Moreover, the number of Cavaliers who have to be dramatically better in Games 3 and 4 is greater than the number of Warriors who have to be worse. By that, we mean that LeBron James alone isn’t getting this done any more than he did a year ago, when we didn’t have the substandard play of Kyrie Irving and the hesitant-before-injured Kevin Love to serve as explainers. The Cavs can't find J.R. Smith at all, and have struggled to find those telling minutes for Channing Frye. Hell, they even broke out Timofey Mozgov for a few minutes in what-else-do-you-want-me-to-do time Sunday, even though that was an avenue that didn’t work for Cleveland last year,
In sum, if Richard Jefferson is your second-best player through two games, you are neck-deep in it against these guys.
As for the Warriors, they have reached back to their best selves to beat the Cavs with waves of performers and performances. As day dawned, the likeliest Playoff Most Valuable Player candidates do not include either Stephen Curry or Klay Thompson, but do include Andre Iguodala and Draymond Green and Shaun Livingston and, because the ghost of Auerbach has a sense of humor, Leandro Barbosa.
Okay, Barbosa’s a stretch, but in his new role as fan darling/’Dro Buckets he is charming the pants off people with his sheer Barbosity, so why not give him a bit of run for an award 10-minute players would never get otherwise?
So we’re already down to seeds and stems with this series, which brings us back to Game 3. It is the hardest game for a superior team to capture, because it is the first road game of a series, and the home team has either angry, hopeful or ecstatic fans on hand – in addition to the unfamiliar shooting background and the rigors of luxury hotel life upon which to deal.
So yes, for the Warriors, it’s probably the damned turn-down service that undermines their collective will. The mint on the pillow must contain Demerol.
It would explain their being 13-3 in Games 1 and 2 of a series in the past two years, 7-7 in Games 3 and 4, and 10-0 in Games 5 through 7. It would certainly explain the home record of 20-3 (and the road record of 8-7).
So maybe another way of looking at this is that the Warriors establish a tone, take a deep and sometimes troublesome breath, and then finish the boa constrictor’s job.
So, in an attempt to inject some drama into this mystery novel where the murderer is revealed in the table of contents, Wednesday’s game is Cleveland’s big chance – the one hole in Kerr’s shield, one that almost certainly burns down to the pit of his tortured soul.
Or maybe not. He is almost singular in knowing he has never coached the inferior team, at least since the middle of two Novembers ago, and probably sleeps the sleep of the just knowing that he goes to work every day with more useful players than any other team. Plus, Curry and Thompson are pocket aces on every single hand, which would suck the fun out of poker if raking in the chips weren’t so much enjoyable aerobic exercise.
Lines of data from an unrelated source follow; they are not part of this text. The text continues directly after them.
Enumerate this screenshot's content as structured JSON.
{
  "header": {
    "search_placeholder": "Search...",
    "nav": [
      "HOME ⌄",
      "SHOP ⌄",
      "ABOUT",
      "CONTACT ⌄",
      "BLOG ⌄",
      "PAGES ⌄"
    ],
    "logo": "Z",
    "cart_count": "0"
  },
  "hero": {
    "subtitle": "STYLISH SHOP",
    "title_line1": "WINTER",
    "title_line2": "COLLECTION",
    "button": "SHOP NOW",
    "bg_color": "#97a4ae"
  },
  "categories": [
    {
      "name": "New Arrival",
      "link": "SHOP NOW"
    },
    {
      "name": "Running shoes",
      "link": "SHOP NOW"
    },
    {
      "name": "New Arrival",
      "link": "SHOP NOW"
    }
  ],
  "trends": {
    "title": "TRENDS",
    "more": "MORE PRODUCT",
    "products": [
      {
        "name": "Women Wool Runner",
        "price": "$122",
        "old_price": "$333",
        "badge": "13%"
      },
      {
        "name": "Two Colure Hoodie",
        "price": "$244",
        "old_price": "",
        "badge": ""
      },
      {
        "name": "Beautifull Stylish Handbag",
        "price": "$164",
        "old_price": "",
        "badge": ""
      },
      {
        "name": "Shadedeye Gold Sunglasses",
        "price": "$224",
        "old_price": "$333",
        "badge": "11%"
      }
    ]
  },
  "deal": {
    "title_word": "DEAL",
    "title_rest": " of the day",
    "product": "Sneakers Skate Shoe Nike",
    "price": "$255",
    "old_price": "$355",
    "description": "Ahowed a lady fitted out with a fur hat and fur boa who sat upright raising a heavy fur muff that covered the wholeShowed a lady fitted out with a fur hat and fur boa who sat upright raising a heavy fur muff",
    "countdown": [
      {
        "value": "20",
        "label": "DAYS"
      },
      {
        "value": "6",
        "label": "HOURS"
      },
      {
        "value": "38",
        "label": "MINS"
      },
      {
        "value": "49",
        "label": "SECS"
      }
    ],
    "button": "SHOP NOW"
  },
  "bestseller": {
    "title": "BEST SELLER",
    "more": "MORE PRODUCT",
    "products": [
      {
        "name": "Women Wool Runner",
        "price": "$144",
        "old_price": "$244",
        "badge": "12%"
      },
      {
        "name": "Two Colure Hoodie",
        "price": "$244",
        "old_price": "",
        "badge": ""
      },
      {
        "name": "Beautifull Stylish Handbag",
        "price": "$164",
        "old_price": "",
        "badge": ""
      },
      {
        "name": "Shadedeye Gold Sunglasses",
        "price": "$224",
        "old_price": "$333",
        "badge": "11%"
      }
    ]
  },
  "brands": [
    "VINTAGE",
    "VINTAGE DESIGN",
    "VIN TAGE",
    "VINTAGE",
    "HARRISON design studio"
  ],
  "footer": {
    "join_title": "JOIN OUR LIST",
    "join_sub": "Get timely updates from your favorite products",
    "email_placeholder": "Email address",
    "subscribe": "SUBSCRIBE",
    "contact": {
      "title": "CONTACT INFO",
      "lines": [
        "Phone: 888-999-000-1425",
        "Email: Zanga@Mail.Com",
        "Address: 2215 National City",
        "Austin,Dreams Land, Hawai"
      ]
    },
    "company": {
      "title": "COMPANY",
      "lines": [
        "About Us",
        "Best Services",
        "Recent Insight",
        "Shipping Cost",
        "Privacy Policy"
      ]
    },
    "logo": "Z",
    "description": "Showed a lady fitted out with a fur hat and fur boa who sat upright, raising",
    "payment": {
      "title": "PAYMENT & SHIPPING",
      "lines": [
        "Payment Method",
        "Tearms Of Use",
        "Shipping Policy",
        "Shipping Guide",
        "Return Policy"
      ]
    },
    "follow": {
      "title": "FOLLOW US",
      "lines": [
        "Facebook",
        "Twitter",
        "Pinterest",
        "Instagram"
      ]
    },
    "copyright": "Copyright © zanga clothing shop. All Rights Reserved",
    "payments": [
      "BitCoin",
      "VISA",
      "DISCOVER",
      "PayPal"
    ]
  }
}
So maybe not. Maybe Kerr is pure zen, confident beyond any rational Eeyore-plagued coach’s right to be. But for today, it’s all we have to go on, so play with us a little on this. We’re bordering on desperation here.